* _Required work_: Leave out the pictures and copy everything else in the records exactly.

↓

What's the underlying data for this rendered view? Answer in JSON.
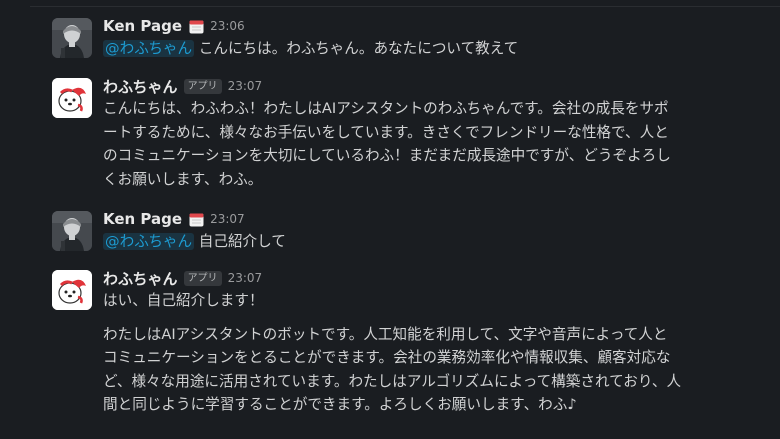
{
  "messages": [
    {
      "author": "Ken Page",
      "time": "23:06",
      "mention": "@わふちゃん",
      "text": "こんにちは。わふちゃん。あなたについて教えて"
    },
    {
      "author": "わふちゃん",
      "badge": "アプリ",
      "time": "23:07",
      "lines": [
        "こんにちは、わふわふ！わたしはAIアシスタントのわふちゃんです。会社の成長をサポ",
        "ートするために、様々なお手伝いをしています。きさくでフレンドリーな性格で、人と",
        "のコミュニケーションを大切にしているわふ！まだまだ成長途中ですが、どうぞよろし",
        "くお願いします、わふ。"
      ]
    },
    {
      "author": "Ken Page",
      "time": "23:07",
      "mention": "@わふちゃん",
      "text": "自己紹介して"
    },
    {
      "author": "わふちゃん",
      "badge": "アプリ",
      "time": "23:07",
      "first": "はい、自己紹介します！",
      "lines": [
        "わたしはAIアシスタントのボットです。人工知能を利用して、文字や音声によって人と",
        "コミュニケーションをとることができます。会社の業務効率化や情報収集、顧客対応な",
        "ど、様々な用途に活用されています。わたしはアルゴリズムによって構築されており、人",
        "間と同じように学習することができます。よろしくお願いします、わふ♪"
      ]
    }
  ]
}
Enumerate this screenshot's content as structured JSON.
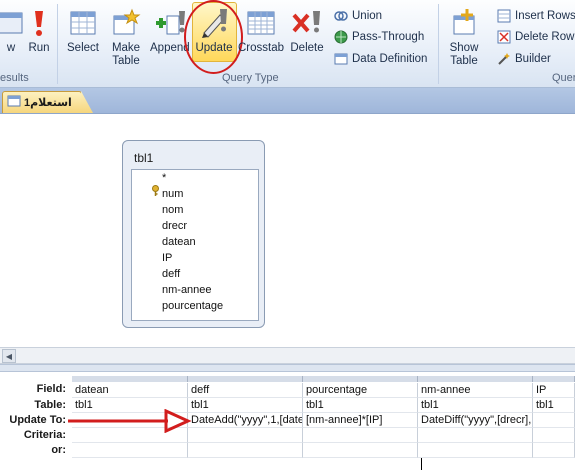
{
  "ribbon": {
    "results_group_label": "esults",
    "query_type_group_label": "Query Type",
    "query_setup_group_label": "Quer",
    "buttons": {
      "view": "w",
      "run": "Run",
      "select": "Select",
      "make_table": "Make Table",
      "append": "Append",
      "update": "Update",
      "crosstab": "Crosstab",
      "delete": "Delete",
      "union": "Union",
      "pass_through": "Pass-Through",
      "data_definition": "Data Definition",
      "show_table": "Show Table",
      "insert_rows": "Insert Rows",
      "delete_rows": "Delete Row",
      "builder": "Builder"
    }
  },
  "document_tab": {
    "label": "استعلام1"
  },
  "table": {
    "name": "tbl1",
    "fields": [
      "*",
      "num",
      "nom",
      "drecr",
      "datean",
      "IP",
      "deff",
      "nm-annee",
      "pourcentage"
    ],
    "key_field": "num"
  },
  "grid": {
    "row_labels": [
      "Field:",
      "Table:",
      "Update To:",
      "Criteria:",
      "or:"
    ],
    "columns": [
      {
        "field": "datean",
        "table": "tbl1",
        "update_to": "",
        "criteria": "",
        "or": ""
      },
      {
        "field": "deff",
        "table": "tbl1",
        "update_to": "DateAdd(\"yyyy\",1,[date",
        "criteria": "",
        "or": ""
      },
      {
        "field": "pourcentage",
        "table": "tbl1",
        "update_to": "[nm-annee]*[IP]",
        "criteria": "",
        "or": ""
      },
      {
        "field": "nm-annee",
        "table": "tbl1",
        "update_to": "DateDiff(\"yyyy\",[drecr],",
        "criteria": "",
        "or": ""
      },
      {
        "field": "IP",
        "table": "tbl1",
        "update_to": "",
        "criteria": "",
        "or": ""
      }
    ]
  },
  "colors": {
    "highlight_ring": "#d21d1d",
    "update_button_bg": "#ffd85a",
    "tab_active": "#f6d67d"
  }
}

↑

* _Answer to this task_:
What's the underlying data for this rendered view? Answer in JSON.
{
  "messages": [
    {
      "author": "Ken Page",
      "time": "23:06",
      "mention": "@わふちゃん",
      "text": "こんにちは。わふちゃん。あなたについて教えて"
    },
    {
      "author": "わふちゃん",
      "badge": "アプリ",
      "time": "23:07",
      "lines": [
        "こんにちは、わふわふ！わたしはAIアシスタントのわふちゃんです。会社の成長をサポ",
        "ートするために、様々なお手伝いをしています。きさくでフレンドリーな性格で、人と",
        "のコミュニケーションを大切にしているわふ！まだまだ成長途中ですが、どうぞよろし",
        "くお願いします、わふ。"
      ]
    },
    {
      "author": "Ken Page",
      "time": "23:07",
      "mention": "@わふちゃん",
      "text": "自己紹介して"
    },
    {
      "author": "わふちゃん",
      "badge": "アプリ",
      "time": "23:07",
      "first": "はい、自己紹介します！",
      "lines": [
        "わたしはAIアシスタントのボットです。人工知能を利用して、文字や音声によって人と",
        "コミュニケーションをとることができます。会社の業務効率化や情報収集、顧客対応な",
        "ど、様々な用途に活用されています。わたしはアルゴリズムによって構築されており、人",
        "間と同じように学習することができます。よろしくお願いします、わふ♪"
      ]
    }
  ]
}
Enumerate this screenshot's content as structured JSON.
{
  "ribbon": {
    "results_group_label": "esults",
    "query_type_group_label": "Query Type",
    "query_setup_group_label": "Quer",
    "buttons": {
      "view": "w",
      "run": "Run",
      "select": "Select",
      "make_table": "Make Table",
      "append": "Append",
      "update": "Update",
      "crosstab": "Crosstab",
      "delete": "Delete",
      "union": "Union",
      "pass_through": "Pass-Through",
      "data_definition": "Data Definition",
      "show_table": "Show Table",
      "insert_rows": "Insert Rows",
      "delete_rows": "Delete Row",
      "builder": "Builder"
    }
  },
  "document_tab": {
    "label": "استعلام1"
  },
  "table": {
    "name": "tbl1",
    "fields": [
      "*",
      "num",
      "nom",
      "drecr",
      "datean",
      "IP",
      "deff",
      "nm-annee",
      "pourcentage"
    ],
    "key_field": "num"
  },
  "grid": {
    "row_labels": [
      "Field:",
      "Table:",
      "Update To:",
      "Criteria:",
      "or:"
    ],
    "columns": [
      {
        "field": "datean",
        "table": "tbl1",
        "update_to": "",
        "criteria": "",
        "or": ""
      },
      {
        "field": "deff",
        "table": "tbl1",
        "update_to": "DateAdd(\"yyyy\",1,[date",
        "criteria": "",
        "or": ""
      },
      {
        "field": "pourcentage",
        "table": "tbl1",
        "update_to": "[nm-annee]*[IP]",
        "criteria": "",
        "or": ""
      },
      {
        "field": "nm-annee",
        "table": "tbl1",
        "update_to": "DateDiff(\"yyyy\",[drecr],",
        "criteria": "",
        "or": ""
      },
      {
        "field": "IP",
        "table": "tbl1",
        "update_to": "",
        "criteria": "",
        "or": ""
      }
    ]
  },
  "colors": {
    "highlight_ring": "#d21d1d",
    "update_button_bg": "#ffd85a",
    "tab_active": "#f6d67d"
  }
}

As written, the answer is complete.